Reduce the material below to its lines containing "this".

LISTED ENTRIES>

+ + +

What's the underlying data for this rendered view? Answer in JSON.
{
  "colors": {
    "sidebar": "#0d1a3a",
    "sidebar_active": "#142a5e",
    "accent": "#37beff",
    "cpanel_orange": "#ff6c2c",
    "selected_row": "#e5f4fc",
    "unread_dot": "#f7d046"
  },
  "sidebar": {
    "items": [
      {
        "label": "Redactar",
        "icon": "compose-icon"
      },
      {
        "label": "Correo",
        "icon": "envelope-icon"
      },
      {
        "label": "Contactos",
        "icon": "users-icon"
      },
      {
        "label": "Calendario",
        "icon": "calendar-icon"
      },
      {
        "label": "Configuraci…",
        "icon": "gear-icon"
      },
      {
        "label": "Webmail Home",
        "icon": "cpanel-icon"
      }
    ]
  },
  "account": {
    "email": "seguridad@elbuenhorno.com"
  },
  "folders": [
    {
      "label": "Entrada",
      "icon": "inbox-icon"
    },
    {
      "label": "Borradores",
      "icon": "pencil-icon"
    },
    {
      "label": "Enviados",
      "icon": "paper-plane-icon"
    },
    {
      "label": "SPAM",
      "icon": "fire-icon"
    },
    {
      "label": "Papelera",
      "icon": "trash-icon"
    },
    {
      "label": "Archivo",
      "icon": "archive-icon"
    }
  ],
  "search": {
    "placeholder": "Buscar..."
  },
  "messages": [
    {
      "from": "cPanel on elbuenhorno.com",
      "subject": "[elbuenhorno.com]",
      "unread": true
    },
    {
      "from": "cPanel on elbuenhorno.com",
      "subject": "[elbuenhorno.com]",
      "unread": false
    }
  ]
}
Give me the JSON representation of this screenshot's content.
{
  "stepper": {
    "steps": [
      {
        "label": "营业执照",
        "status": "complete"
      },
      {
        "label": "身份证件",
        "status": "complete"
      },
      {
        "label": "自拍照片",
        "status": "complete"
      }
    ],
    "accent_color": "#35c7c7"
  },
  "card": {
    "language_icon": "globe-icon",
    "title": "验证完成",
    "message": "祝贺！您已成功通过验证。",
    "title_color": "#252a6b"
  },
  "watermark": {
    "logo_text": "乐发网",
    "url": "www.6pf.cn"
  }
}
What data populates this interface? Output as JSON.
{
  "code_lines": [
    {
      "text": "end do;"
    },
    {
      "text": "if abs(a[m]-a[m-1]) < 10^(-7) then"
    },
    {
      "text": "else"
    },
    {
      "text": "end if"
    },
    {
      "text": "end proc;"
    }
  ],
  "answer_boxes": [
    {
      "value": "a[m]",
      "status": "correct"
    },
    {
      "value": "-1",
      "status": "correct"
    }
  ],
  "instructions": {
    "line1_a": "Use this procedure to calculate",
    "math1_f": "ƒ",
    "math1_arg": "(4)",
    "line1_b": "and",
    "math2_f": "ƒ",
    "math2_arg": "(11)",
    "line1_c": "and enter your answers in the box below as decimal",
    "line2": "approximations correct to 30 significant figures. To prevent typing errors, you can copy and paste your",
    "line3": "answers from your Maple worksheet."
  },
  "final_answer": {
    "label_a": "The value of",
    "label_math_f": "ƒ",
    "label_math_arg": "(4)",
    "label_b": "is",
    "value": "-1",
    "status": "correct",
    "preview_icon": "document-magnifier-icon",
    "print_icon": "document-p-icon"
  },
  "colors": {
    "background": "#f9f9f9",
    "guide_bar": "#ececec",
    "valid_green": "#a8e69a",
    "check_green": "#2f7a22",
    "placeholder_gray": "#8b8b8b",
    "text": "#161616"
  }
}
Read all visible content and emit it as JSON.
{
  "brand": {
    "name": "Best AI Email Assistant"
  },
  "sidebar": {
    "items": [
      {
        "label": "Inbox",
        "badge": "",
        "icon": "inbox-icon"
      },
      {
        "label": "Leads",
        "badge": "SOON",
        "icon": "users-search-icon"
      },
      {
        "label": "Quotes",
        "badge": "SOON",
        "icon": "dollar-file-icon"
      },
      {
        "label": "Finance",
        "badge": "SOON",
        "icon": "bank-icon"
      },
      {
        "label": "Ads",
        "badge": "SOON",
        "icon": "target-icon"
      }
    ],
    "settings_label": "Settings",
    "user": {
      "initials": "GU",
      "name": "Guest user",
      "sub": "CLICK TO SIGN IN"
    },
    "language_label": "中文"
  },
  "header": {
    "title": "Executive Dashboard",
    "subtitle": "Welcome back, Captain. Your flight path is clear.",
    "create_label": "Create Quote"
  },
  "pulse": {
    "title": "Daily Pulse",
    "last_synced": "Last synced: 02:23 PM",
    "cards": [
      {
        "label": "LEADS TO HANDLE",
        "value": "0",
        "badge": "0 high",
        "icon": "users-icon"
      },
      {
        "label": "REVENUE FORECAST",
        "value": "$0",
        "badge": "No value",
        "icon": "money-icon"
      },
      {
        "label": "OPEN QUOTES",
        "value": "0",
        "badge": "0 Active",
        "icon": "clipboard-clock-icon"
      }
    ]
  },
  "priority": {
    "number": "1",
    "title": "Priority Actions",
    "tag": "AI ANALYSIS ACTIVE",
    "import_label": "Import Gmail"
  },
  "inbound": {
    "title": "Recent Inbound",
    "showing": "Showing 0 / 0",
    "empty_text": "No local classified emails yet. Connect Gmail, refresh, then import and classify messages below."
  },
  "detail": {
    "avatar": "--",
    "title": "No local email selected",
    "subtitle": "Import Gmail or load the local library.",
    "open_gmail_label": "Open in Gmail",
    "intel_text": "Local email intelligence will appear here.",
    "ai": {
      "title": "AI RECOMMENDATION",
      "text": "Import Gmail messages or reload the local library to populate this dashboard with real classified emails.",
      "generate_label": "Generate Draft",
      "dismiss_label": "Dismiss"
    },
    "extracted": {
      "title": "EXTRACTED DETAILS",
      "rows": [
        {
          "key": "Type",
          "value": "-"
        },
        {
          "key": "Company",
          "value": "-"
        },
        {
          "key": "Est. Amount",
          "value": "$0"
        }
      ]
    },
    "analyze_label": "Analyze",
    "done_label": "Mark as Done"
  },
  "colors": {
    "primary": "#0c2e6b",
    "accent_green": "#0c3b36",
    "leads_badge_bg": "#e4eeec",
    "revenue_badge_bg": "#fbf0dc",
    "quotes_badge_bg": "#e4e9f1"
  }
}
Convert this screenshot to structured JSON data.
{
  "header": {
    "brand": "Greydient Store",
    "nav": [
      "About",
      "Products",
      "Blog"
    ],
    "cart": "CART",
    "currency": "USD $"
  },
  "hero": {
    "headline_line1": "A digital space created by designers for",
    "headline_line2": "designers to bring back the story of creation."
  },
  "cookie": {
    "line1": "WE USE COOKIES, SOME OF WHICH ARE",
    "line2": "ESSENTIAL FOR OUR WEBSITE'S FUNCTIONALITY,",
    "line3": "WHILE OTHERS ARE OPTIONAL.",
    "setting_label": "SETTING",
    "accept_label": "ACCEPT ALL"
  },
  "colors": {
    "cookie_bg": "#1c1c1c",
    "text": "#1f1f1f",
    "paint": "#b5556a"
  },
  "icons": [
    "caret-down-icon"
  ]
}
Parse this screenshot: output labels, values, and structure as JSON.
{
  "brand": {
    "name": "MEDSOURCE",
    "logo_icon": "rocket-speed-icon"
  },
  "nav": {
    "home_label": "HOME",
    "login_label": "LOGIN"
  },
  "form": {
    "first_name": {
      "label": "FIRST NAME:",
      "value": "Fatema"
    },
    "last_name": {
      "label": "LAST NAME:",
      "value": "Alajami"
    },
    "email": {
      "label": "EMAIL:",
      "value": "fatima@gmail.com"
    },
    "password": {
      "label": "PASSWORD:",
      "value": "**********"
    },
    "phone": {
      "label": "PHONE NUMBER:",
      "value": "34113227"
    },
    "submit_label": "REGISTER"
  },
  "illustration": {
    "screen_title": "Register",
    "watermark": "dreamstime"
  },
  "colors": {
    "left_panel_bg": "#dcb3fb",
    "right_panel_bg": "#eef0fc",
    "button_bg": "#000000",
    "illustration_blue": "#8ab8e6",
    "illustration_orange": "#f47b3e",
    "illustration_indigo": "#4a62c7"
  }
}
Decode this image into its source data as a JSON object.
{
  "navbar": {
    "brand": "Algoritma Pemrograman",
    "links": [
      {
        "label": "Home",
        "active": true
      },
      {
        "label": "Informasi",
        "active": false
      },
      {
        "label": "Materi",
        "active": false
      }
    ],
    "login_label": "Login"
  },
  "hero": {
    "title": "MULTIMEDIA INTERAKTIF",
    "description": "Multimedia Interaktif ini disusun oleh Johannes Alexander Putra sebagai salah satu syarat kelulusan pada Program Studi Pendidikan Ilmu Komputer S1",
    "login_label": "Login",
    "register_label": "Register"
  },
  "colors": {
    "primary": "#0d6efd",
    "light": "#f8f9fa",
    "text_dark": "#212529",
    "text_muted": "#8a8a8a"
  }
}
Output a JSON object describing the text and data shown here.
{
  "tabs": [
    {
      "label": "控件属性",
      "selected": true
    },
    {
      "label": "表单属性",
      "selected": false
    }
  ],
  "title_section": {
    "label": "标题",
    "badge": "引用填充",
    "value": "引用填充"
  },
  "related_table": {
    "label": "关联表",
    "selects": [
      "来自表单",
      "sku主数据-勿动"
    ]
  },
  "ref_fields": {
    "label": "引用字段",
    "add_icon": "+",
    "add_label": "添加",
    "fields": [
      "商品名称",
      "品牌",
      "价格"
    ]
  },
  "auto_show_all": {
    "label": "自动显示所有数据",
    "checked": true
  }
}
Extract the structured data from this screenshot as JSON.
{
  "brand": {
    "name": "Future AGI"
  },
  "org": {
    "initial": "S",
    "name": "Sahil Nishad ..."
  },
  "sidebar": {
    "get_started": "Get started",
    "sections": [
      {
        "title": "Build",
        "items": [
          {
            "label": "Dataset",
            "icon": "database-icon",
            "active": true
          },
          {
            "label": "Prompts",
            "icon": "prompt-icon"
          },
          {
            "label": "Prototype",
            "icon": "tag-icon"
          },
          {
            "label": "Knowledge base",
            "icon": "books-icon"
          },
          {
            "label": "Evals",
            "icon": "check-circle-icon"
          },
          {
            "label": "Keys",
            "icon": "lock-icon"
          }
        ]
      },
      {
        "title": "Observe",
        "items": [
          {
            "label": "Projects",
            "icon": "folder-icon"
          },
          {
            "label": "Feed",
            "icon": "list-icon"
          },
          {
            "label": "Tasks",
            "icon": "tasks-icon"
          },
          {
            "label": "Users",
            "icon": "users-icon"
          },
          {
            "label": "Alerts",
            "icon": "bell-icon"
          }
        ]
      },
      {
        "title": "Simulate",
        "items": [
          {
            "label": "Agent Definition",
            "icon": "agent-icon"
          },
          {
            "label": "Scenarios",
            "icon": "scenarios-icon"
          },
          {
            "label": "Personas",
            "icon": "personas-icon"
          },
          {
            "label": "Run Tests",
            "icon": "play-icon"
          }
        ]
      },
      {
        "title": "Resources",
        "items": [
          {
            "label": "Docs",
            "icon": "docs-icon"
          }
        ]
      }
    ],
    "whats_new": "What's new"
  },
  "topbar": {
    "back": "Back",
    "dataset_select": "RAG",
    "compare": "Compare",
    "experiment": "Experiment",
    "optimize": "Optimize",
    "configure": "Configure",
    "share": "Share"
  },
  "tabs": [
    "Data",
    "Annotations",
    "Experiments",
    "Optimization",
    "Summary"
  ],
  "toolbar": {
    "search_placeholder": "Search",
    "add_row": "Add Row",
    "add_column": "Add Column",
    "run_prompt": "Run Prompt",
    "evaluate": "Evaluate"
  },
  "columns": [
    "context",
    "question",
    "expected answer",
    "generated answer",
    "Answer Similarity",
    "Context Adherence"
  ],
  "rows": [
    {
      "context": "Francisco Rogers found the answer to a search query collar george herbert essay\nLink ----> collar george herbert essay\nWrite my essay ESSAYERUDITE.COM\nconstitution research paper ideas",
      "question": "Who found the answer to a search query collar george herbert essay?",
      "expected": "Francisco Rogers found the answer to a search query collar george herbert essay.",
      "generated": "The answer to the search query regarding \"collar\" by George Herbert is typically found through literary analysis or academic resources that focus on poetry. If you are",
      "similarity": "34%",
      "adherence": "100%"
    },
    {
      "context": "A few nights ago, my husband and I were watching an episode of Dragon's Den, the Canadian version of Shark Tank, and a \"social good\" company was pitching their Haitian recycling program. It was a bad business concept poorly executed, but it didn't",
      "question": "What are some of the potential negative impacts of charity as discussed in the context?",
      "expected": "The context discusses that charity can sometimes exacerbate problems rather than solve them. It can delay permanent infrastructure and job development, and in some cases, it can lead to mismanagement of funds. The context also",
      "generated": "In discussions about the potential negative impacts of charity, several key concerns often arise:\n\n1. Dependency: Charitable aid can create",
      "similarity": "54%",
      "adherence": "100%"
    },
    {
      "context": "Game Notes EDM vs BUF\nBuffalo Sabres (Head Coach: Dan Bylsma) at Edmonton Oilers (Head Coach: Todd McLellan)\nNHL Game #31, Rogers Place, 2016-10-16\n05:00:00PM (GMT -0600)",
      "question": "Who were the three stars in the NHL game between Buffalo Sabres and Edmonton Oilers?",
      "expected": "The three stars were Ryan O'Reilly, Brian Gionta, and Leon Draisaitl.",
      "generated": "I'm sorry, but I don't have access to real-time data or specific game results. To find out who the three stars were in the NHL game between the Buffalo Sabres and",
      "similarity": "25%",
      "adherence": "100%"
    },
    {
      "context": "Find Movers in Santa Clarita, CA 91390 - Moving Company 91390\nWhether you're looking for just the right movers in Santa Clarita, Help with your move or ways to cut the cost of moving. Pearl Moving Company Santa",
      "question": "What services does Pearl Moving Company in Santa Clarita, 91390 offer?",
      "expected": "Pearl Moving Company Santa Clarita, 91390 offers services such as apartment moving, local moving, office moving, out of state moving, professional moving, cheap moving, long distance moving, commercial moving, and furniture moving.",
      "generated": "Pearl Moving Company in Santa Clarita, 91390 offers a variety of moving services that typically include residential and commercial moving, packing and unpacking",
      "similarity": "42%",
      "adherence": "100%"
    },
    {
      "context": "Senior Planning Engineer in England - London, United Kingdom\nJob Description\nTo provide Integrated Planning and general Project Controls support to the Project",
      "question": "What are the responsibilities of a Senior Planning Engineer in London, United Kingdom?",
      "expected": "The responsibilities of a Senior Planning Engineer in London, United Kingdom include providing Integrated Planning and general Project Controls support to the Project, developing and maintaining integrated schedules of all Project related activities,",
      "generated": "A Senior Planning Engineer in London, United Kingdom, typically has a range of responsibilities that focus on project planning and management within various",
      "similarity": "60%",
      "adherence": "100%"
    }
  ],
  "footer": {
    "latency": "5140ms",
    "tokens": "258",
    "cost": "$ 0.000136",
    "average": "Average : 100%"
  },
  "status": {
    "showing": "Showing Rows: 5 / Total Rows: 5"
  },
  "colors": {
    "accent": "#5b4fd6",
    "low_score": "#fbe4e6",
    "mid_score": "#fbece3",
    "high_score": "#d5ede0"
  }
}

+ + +

FINISHED EXERCISE>
What's the underlying data for this rendered view? Answer in JSON.
Give me the JSON representation of this screenshot's content.
What data populates this interface? Output as JSON.
    "line1_a": "Use this procedure to calculate",
      "text": "Import Gmail messages or reload the local library to populate this dashboard with real classified emails.",
Convert this screenshot to structured JSON data.
Parse this screenshot: output labels, values, and structure as JSON.
Decode this image into its source data as a JSON object.
Extract the structured data from this screenshot as JSON.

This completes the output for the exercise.